Understanding Panic Attacks

Many people all over the world suffer from panic attacks, and I was one of them. One day when I was 17 years old, out of nowhere I suddenly felt an incredible sense of fear and dread come over me. My heart started racing, I broke out in a cold sweat, and my hands started shaking. I had the urge to get up and run out of the room, but I didn’t know where I would go! My skin burned all over and I felt like I couldn’t breathe. I was nauseous and felt faint. Slowly the feelings faded, but I was left with a pervasive feeling of anxiety and dread.

What had just happened to me? Was I going crazy? Was I about to die? I didn’t tell anyone what was going on in my head. I thought that if I was going crazy my parents might take me to a psychiatrist and I would be placed in a mental institution. Now those thoughts seem irrational, but at the time they were very real and dealing with this fear became my daily routine. Not knowing what had happened to me was the worst part of the ordeal.

I lost weight and lost interest in activities that once were enjoyable. I spent most of my time trying to figure out what was happening to me and how I could avoid it. This became a vicious cycle as I felt anxious about having another panic attack, and the anxiety fueled the panic. After several weeks I felt as if I was trapped in a prison of my own making and there didn’t seem to be a way out.

Finally some answers!

I finally stumbled onto an article about panic attacks, and finally I knew that what I was experiencing had a name! What a relief to find out that this was something that many other people had experienced! Knowing that I was having “panic attacks” was the first piece of the puzzle.

I read all I could find about this disorder, but at that time it was pretty slim. The internet was not widely used (maybe not even in existence at that time) so I had to rely on the local library. I found out that brain chemistry has a lot to do with panic attacks, as it does with depression and other mental illnesses.

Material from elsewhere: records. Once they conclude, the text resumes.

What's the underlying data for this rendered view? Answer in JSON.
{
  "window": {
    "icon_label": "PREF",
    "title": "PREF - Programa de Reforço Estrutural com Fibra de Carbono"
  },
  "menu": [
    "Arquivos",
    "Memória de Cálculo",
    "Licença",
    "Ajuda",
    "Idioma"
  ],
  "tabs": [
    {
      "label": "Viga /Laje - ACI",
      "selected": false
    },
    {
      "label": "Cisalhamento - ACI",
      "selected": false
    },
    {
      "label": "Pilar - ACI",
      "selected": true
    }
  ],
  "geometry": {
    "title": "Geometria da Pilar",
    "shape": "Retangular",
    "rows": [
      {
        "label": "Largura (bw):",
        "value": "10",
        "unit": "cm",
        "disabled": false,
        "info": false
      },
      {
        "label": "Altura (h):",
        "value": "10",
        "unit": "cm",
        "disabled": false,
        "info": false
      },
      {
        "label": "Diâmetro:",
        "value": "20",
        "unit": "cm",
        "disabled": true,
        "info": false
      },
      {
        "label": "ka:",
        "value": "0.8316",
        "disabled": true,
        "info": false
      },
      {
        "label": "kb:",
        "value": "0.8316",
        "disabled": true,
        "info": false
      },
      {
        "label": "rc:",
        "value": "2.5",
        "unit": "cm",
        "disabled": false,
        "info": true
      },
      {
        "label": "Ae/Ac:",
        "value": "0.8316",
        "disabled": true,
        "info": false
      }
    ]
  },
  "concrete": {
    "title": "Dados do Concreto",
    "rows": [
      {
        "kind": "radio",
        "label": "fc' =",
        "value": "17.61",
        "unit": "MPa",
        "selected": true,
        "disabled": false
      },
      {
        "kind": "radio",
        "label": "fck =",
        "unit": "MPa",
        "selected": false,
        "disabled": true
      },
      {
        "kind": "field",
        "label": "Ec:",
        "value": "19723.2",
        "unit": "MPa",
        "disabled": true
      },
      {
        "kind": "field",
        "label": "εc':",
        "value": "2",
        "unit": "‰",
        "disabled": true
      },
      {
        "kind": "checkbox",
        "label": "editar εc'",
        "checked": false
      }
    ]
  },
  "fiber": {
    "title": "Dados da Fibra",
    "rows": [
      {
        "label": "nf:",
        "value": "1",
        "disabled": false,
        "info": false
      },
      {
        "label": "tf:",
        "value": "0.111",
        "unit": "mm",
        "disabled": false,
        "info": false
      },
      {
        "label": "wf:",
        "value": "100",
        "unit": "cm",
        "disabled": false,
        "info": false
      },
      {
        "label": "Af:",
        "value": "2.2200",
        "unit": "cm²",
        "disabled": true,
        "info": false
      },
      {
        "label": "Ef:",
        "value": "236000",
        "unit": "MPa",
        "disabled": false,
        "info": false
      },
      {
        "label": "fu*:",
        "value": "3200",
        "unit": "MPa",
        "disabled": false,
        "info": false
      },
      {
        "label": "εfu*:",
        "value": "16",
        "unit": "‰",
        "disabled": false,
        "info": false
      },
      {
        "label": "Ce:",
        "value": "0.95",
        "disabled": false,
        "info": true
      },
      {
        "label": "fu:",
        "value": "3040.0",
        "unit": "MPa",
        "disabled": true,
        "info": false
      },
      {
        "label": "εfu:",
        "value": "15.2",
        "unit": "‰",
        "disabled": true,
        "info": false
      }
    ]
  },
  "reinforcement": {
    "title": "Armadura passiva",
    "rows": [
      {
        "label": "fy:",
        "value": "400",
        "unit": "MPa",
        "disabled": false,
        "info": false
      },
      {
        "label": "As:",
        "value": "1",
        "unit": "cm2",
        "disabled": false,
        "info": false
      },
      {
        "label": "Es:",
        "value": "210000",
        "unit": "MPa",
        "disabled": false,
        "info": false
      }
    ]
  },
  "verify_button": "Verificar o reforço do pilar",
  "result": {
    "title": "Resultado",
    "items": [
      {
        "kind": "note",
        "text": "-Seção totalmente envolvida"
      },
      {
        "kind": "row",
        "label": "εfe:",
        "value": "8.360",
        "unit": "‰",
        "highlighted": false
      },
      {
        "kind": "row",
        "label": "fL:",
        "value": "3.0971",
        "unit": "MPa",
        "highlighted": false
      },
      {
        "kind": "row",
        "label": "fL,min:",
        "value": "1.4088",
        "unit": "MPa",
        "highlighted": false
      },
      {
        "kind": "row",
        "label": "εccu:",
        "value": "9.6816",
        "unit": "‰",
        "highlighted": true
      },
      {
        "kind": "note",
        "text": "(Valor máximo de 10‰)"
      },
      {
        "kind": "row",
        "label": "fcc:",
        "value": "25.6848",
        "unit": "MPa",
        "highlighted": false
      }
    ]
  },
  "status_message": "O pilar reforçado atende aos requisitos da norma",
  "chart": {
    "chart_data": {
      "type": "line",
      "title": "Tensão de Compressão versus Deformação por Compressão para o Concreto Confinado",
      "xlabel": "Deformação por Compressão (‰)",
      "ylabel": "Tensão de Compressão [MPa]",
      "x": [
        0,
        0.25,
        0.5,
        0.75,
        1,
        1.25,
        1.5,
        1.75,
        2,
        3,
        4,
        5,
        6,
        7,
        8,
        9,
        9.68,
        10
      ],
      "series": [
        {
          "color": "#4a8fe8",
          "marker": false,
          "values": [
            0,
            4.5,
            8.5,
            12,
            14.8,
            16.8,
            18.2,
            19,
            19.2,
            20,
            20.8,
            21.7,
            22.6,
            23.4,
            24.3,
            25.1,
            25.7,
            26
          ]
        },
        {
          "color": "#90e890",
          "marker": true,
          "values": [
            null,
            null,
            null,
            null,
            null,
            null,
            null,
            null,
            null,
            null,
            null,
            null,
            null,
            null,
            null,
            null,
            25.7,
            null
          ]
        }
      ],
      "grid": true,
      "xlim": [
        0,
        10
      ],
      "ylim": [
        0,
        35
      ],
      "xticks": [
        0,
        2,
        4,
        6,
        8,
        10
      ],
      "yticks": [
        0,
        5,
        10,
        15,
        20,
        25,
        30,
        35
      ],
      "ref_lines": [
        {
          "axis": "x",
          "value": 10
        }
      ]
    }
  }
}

I also learned that my thoughts could either hurt or help my brain chemistry, and I worked hard at turning my negative, self-pitying thoughts to positive ones. It was hard work! The brain naturally wants to take the path of least resistance, meaning that it doesn’t like change and wants to continue the “stinkin’ thinkin” if allowed to. I had to make a daily, hourly, moment by moment deliberate choice to say “NO” to those thoughts, and think of something positive instead…ANYTHING positive! Sometimes all I could find to think was the pretty blue color of the sky, or to give thanks for a part of my body that works well such as my feet. The point was to find something positive to replace the negative thoughts.

Negative thoughts come into our heads uninvited, like mosquitoes that buzz around us and decide to land on our skin to have a meal. It is our choice, however, whether we let the mosquito sit there and feed on us, or if we brush it away! I also like the saying “You can’t stop a bird from sitting on your head, but you can stop it from making its nest in your hair”.

Brushing away the negative thoughts and replacing them with something positive is hard work but well worth it!

Many people take medication for their panic disorder. Some doctors prescribe tranquilizers, aimed at reducing the anxiety that produces the panic attacks. Tranquilizers can be effective in reducing anxiety but they are addictive and don’t really treat the cause, which is unbalanced brain chemistry. Antidepressants are more effective in the long run (not initially) because they work on improving the neurotransmitter supply which in turn helps the individual to feel more calm and positive. Antidepressants are not addictive and take about 2-3 weeks to begin working. They are usually prescribed for a 6 month period and sometimes for life, depending on the person.

From Panic to Peace

Panic attacks are the body’s way of going into alarm mode, the “fight or flight” response to a threat. Sometimes there is a real threat, but often there is no real danger. Sometimes is it the result of chronic stress, illness or trauma that can lower our endorphins and send our bodies into this panic mode.

Learning as much as you can about panic attacks is the first step to finding relief. Training your mind to think the thoughts that will improve your brain chemistry is the next step. Relaxation exercises and meditation are also very helpful, as is exercise.  A later article will explain the ABC’s of retraining your mind to think in ways that help alleviate the anxiety.

Medication, specifically an antidepressant, can balance the neurotransmitters in your brain, helping you to naturally feel more calm. Support groups are helpful and there are many online support groups open to anyone needing help. Panic attacks are horrible things to experience, but with education, support, retraining our thoughts, and medication, peace is entirely possible!

Deborah Pinkston, Ph.D.